A ONE million pound re-vamp of St Ives town centre could halve the number of parking spaces and involve moving the town s war memorial. Although Huntingdonshire District Council s plans for Market Hill are aimed at making the area more pedestrian-friendly
A ONE million pound re-vamp of St Ives town centre could halve the number of parking spaces and involve moving the town's war memorial.
Although Huntingdonshire District Council's plans for Market Hill are aimed at making the area more pedestrian-friendly, parking for disabled people will be retained, and buses could still use the square if it were decided to restore it as part of the route to Ramsey Road and Huntingdon.
The plans, which are expected to be put to HDC's cabinet in September and the district's traffic management committee the following month, are the second phase of the council's town centre upgrade plans. But the new town council has serious reservations.
Further proposals for the Sheep Market area opposite Boots and Budgens are expected in due course, and work to widen Harrison Way at the eastern end of Station Road and install traffic lights to enable guided buses to cross is expected to start later this year.
Bridge Street and Crown Street were improved four or five years ago, and the street lights in Market Hill have already been upgraded.
"What we are looking at is reducing parking, widening the pavements and making it more pedestrian-friendly with fewer changes of level," said Chris Allen, HDC's projects and assets manager. "The council is investing more money, led by economic development, with a budget of £1million. We need to keep the market towns viable by making them look good, and the guided bus offers a good chance to attract custom to St Ives."

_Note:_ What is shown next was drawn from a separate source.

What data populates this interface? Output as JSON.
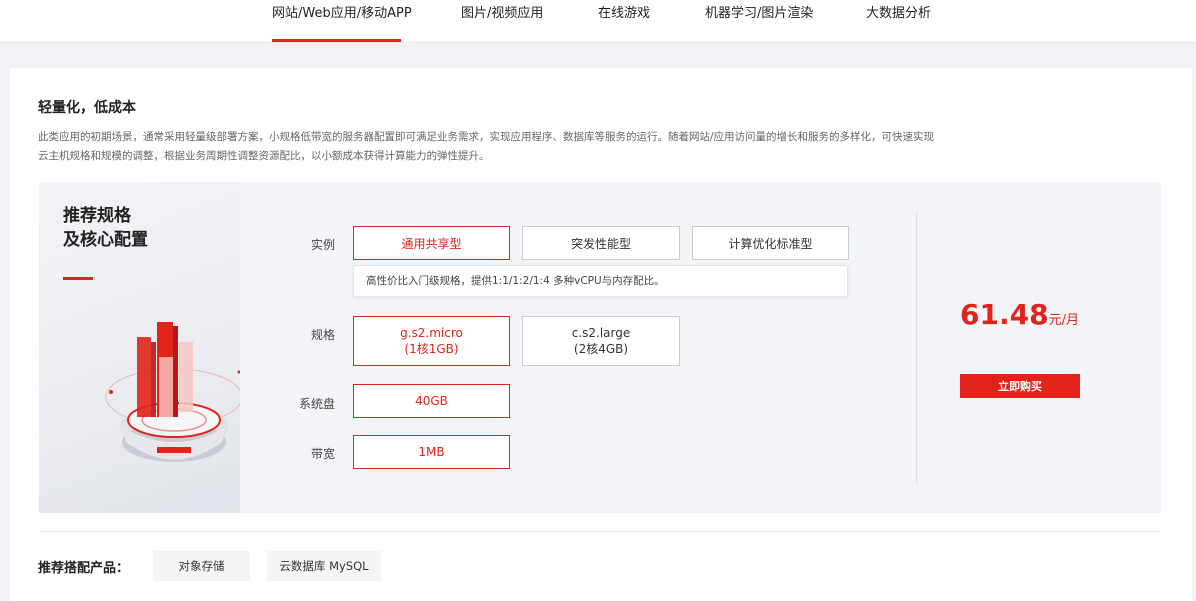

Mr Allen said the scheme was being designed so that, if the decision were taken to route buses through the town centre - as operator Stagecoach would like - no changes would be needed. Rising bollards for use by emergency service vehicles are already in place in The Pavement - one of the high street's seven names in its half-mile length.
The plan will be to retain the same provision for disabled parking, but to displace other vehicles to town centre car parks.
"We are looking at a better layout for the market, and that might involve moving the war memorial to outside the Town Hall. Whether Oliver Cromwell's statue is moved depends on the final design."
The scheme, on which St Ives Civic Society has been consulted informally, will involve similar paving to Bridge Street, together with new "street furniture" (such as signs, railings and litter bins).
HDC hopes its investment will attract cash for further improvements from the county and town councils.
But it has agreed to consult further, firstly with St Ives organisations, including the town council, before going to public consultation later in the year.
Councillor Ian Dobson, Mayor of St Ives, said a new advisory group would meet for the first time in July. It would include two members of the town council, and he would also ask to attend its meetings.
"St Ives has a unique town centre, but nothing should stand still. There are improvements to be made," he told The Hunts Post. "There's a lot to be done in terms of consultation with residents and directly-affected businesses. So far, only selective consultation has occurred.
"Environmental improvements should always achieve a balance with commercial vitality and transport needs."
St Ives Civic Society plans to call a public meeting on the issue shortly. "Our main concerns are the dramatic change in parking arrangements and the difficulties for retailers," said the society's Paula Luter.
"There's also a feeling that there has not been much discussion with the people who live here. I believe the market traders are up in arms too."
The war memorial was built between 1919 and 1921 and lists the names of 101 men and one nursing sister who gave their lives in the Great War and World War II.